▶ **Exercise brief**
In the data below, which lines contain "overlay"? List them by copying each one.
--- Input data ---
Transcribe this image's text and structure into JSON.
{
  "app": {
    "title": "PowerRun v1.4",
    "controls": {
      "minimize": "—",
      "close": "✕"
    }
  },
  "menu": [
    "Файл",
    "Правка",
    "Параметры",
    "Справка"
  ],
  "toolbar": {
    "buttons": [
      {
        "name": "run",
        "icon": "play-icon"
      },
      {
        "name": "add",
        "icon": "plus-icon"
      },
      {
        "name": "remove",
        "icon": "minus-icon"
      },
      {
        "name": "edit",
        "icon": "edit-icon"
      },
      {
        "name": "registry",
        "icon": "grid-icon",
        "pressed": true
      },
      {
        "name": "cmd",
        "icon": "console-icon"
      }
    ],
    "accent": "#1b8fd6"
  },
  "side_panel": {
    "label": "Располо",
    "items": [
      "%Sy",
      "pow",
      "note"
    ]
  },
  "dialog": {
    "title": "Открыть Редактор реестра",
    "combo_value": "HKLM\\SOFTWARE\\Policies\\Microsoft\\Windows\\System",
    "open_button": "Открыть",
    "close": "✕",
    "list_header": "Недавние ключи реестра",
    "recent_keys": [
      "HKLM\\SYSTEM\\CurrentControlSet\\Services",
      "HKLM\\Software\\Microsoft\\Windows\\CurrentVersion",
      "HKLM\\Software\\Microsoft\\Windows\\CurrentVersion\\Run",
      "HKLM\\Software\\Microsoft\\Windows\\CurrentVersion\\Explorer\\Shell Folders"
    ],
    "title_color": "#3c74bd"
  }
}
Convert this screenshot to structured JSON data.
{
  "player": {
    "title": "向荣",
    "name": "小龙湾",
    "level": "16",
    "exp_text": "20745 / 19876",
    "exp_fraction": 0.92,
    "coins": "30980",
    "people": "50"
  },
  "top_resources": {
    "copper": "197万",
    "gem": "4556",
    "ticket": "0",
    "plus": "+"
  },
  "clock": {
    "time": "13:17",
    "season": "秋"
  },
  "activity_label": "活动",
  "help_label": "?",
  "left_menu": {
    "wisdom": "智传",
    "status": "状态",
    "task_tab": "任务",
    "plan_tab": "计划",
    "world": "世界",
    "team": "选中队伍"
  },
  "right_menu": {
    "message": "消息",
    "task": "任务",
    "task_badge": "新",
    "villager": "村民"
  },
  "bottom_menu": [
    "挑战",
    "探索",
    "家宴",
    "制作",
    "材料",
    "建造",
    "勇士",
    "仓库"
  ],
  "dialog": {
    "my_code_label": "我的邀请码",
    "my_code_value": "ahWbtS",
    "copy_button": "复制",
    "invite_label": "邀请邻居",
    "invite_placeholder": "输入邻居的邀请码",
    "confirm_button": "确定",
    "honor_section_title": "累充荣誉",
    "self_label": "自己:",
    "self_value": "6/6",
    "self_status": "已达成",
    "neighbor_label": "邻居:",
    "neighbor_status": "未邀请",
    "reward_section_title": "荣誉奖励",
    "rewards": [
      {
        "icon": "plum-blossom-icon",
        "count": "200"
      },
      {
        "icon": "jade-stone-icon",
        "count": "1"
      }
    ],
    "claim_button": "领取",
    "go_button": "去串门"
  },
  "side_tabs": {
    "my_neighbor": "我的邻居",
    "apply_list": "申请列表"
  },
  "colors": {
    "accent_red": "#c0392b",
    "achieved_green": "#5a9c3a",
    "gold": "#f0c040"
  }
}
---
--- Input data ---
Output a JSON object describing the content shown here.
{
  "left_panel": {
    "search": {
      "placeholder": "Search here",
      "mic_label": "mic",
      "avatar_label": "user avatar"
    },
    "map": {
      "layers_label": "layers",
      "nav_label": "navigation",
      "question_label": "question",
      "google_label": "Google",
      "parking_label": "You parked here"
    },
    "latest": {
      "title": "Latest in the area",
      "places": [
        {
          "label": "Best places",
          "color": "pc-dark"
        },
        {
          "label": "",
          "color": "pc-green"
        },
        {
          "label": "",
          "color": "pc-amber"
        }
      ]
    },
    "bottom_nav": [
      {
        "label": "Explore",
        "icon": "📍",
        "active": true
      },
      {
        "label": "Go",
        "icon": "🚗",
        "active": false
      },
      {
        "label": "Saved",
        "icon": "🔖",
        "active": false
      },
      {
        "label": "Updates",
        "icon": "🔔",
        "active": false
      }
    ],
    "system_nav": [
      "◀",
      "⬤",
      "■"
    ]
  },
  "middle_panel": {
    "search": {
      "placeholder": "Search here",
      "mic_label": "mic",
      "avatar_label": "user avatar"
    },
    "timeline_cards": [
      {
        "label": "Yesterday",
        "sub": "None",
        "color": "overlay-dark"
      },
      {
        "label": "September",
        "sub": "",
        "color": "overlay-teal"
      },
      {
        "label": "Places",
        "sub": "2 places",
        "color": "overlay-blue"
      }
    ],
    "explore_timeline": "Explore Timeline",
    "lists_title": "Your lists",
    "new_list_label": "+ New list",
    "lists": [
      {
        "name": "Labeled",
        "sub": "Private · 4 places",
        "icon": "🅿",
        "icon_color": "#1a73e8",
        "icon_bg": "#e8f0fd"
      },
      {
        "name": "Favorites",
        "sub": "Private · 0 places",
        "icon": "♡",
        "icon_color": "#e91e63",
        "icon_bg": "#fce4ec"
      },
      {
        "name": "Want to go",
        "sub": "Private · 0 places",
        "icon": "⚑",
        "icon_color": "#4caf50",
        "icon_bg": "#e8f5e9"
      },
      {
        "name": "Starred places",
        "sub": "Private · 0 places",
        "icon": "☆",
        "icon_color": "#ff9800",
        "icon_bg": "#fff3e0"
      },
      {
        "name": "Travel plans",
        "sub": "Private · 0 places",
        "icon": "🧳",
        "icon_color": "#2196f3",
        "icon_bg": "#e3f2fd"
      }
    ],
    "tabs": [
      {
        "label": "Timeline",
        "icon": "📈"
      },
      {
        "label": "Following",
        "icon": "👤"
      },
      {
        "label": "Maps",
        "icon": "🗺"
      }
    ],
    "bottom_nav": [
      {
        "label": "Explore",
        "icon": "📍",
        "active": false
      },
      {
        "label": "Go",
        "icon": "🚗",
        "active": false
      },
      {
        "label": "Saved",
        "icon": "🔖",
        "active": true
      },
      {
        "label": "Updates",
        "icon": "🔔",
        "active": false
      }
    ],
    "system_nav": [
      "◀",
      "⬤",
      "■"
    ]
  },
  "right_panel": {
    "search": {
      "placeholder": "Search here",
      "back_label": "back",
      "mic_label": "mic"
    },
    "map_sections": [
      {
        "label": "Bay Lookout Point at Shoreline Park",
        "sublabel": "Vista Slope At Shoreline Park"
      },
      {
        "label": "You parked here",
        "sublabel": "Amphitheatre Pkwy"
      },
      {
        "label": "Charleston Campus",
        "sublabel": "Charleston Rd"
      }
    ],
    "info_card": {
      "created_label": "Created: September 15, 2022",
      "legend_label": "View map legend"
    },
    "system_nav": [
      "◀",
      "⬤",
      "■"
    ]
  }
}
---
▶ **Answer space**
        "color": "overlay-dark"
        "color": "overlay-teal"
        "color": "overlay-blue"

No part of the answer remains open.